The timeline of the Federation is immense, and the arc will take a long time to complete, compared to the lifetime of any individual resident. Galactic events happen on galactic scales, and while some of them are swift and close together, others are on timescales far beyond the usual. The tale of the Galactic Federation is the story of a civilisation, peaceful and exploratory; of a culture and a code, cooperation and respect. It’s a civilisation that meets its opposite number in the depths of space, a foe whose culture is to conquer at any cost. It’s the story of the conflict, and of how far the Federation can go to survive without becoming the very enemy they’re fighting against. Told from a human perspective (since I and my readers are human), the key events go something like this:

  • First Contact. The Federation meet and greet humanity as we take our first baby steps to the stars. Humanity’s reaction to this is… complicated. Dayna’s first story takes place here, an officer of the Solar Police at a turning point in history.
  • Piracy. Hundreds of years later, the Federation develops an apparently minor pirate problem. Dayna awakens again, and she isn’t the only survivor from her time; their experiences demonstrate the Federation’s development and our own species’ development within it. This is also Siris’ era.
  • War. That pirate problem? Probably not just pirates. Many of the characters from the Piracy section join the suddenly-expanded army as the Federation rushes to militarise in self-defence. This is the key event ending the Piracy stage: most stories probably won’t continue much past this point.
  • Victory. War has ravaged the galaxy, and the two sides are fighting to a bloody mutual annihilation. It falls to Tsien and her siblings, and their pilots, to decide the fate of the Federation — but everything in their lives is designed to make them almost the very thing the Federation is fighting against. The price of this victory will be reckoned in conscience and in blood.
  • Origins. With the Grand Arc complete, there’s one last story to be told: the tale of how it all began. This is the story of E’hai of the Depths.

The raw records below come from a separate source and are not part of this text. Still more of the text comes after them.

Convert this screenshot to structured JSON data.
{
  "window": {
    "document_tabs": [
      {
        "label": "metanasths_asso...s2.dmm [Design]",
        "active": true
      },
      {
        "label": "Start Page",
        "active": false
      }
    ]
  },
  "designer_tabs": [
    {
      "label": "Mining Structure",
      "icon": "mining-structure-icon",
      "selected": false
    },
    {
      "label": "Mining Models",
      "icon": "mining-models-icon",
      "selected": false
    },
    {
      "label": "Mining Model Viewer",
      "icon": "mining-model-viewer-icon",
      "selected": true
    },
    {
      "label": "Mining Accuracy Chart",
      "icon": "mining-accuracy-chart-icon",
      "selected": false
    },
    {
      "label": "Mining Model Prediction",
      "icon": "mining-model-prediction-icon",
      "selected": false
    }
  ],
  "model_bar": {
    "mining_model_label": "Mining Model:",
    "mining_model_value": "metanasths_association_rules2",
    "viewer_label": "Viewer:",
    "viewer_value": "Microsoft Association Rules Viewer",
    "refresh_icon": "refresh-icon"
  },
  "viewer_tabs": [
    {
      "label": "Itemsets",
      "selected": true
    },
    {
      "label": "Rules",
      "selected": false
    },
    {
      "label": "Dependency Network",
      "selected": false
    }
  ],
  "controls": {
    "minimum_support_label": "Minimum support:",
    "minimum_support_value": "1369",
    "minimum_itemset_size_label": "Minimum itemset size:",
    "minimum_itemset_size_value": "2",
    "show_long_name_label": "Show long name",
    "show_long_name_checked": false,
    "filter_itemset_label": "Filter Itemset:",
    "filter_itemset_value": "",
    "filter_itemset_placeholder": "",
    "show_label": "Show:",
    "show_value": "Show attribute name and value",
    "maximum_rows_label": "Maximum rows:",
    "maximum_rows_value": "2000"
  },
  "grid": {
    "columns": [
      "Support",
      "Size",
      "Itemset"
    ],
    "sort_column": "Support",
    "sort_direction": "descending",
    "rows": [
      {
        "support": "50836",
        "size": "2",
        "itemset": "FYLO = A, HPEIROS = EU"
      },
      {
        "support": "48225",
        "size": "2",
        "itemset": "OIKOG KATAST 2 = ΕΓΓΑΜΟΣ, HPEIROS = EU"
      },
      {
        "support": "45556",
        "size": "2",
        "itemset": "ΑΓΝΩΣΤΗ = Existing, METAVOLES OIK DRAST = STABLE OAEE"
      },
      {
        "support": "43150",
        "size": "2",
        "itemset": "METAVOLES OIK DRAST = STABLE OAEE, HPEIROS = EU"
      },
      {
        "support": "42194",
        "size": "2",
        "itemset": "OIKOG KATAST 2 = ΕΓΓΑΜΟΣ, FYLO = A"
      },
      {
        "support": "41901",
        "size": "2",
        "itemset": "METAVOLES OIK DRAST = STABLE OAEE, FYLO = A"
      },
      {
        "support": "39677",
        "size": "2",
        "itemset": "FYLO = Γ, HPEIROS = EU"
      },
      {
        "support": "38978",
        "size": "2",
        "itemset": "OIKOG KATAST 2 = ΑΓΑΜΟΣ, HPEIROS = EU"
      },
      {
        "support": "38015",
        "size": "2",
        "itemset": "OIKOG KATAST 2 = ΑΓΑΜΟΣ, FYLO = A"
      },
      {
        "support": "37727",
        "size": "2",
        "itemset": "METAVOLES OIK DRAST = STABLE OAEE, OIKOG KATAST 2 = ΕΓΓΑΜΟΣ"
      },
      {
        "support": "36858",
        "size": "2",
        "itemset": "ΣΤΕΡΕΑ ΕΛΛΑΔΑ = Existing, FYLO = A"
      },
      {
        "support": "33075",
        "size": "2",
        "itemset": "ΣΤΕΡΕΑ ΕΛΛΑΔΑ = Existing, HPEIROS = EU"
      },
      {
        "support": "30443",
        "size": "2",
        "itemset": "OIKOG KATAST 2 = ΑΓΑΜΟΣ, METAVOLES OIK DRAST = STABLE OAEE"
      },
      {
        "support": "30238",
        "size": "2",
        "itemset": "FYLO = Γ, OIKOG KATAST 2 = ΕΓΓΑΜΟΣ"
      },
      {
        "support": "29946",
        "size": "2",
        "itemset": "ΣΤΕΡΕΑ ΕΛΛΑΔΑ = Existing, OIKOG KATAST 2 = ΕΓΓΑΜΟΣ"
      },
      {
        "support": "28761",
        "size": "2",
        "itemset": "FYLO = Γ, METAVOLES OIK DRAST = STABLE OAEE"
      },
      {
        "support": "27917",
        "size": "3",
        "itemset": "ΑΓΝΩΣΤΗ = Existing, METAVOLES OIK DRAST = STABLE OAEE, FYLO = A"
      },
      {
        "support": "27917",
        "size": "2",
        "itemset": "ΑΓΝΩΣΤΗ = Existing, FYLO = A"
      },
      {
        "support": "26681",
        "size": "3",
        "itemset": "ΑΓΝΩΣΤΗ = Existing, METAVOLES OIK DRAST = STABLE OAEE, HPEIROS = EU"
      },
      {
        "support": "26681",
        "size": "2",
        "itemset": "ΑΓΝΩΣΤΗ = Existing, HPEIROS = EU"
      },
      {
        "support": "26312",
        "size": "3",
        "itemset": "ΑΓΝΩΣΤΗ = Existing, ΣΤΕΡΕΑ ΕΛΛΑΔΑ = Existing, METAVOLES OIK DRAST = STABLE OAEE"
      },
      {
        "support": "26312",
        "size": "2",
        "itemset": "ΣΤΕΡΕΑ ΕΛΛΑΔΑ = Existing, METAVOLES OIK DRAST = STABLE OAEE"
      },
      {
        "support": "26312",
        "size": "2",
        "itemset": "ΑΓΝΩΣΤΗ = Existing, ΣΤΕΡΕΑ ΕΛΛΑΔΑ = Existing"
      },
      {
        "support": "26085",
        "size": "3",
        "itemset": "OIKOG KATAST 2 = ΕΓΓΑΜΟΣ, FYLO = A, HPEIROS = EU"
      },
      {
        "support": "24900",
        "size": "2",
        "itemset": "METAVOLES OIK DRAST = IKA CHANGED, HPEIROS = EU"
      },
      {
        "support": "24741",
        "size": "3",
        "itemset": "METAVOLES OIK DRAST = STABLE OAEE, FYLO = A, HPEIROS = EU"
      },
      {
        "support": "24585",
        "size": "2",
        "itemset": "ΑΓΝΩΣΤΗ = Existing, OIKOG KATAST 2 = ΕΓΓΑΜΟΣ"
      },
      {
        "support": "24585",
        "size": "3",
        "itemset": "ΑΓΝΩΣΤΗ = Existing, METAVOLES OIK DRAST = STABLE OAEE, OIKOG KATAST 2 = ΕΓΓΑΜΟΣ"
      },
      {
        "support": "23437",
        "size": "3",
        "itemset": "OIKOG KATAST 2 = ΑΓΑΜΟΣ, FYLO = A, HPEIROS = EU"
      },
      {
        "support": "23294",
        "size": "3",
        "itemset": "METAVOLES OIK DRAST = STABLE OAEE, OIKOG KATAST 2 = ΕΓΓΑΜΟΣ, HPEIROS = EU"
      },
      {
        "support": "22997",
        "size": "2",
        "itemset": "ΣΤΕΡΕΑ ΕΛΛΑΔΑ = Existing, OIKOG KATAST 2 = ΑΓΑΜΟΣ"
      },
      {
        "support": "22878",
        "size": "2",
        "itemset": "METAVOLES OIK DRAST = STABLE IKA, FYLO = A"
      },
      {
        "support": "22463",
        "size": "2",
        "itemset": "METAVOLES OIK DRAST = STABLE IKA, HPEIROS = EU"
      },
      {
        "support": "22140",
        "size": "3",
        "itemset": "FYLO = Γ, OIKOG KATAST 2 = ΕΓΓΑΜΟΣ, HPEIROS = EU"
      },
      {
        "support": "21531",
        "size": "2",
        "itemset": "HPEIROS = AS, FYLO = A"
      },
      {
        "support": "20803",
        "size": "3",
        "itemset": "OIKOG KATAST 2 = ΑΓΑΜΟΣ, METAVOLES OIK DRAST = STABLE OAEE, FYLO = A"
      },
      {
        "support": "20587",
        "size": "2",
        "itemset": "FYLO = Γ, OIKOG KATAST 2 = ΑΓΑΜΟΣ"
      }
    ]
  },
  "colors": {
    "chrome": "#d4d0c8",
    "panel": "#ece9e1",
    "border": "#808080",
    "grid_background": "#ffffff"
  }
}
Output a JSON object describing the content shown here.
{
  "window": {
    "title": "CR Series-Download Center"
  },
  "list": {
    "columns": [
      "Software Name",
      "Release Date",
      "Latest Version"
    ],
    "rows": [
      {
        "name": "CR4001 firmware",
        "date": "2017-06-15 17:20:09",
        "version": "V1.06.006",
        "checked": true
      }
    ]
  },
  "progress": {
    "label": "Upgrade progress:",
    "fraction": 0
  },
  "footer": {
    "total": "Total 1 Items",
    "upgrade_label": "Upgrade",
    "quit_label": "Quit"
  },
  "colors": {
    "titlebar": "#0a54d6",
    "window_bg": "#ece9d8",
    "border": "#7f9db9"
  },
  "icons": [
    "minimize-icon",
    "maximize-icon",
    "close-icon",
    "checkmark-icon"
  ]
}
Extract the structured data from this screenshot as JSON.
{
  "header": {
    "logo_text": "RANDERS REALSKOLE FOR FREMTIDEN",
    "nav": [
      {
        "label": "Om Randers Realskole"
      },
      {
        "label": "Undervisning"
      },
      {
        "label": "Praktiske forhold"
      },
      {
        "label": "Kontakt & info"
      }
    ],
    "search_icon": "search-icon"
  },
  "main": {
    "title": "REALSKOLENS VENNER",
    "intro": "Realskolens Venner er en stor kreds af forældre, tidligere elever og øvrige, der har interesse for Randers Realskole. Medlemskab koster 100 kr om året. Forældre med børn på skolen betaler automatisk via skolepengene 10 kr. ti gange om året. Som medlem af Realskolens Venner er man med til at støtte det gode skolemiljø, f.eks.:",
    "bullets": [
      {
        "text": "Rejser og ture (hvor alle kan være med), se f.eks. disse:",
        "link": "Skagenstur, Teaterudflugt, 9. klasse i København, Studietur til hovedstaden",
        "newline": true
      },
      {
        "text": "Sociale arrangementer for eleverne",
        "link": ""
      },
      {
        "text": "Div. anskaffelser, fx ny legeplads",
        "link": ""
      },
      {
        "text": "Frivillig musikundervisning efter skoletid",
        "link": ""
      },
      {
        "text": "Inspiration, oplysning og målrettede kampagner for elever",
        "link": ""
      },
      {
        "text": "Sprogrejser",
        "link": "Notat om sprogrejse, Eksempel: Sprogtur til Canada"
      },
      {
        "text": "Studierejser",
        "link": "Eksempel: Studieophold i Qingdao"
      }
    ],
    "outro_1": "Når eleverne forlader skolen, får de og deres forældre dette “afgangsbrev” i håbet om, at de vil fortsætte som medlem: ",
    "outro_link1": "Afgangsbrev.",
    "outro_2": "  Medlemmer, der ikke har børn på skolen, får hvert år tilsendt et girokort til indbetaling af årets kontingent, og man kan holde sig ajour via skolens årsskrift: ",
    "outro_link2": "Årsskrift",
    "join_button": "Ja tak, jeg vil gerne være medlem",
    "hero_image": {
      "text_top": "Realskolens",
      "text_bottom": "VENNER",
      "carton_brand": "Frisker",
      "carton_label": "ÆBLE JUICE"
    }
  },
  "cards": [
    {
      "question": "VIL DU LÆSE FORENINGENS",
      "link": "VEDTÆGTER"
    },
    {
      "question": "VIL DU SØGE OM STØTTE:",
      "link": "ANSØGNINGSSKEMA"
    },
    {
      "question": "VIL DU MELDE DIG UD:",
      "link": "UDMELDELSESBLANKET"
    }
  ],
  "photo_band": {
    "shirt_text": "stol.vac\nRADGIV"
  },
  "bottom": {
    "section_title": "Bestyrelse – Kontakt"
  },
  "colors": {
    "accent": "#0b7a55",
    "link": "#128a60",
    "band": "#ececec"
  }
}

These key points are the framework for the stories I need to tell first. Which means that if I’m going to write Dayna, I have to begin with First Contact. That’s where the real story lies, at least for now.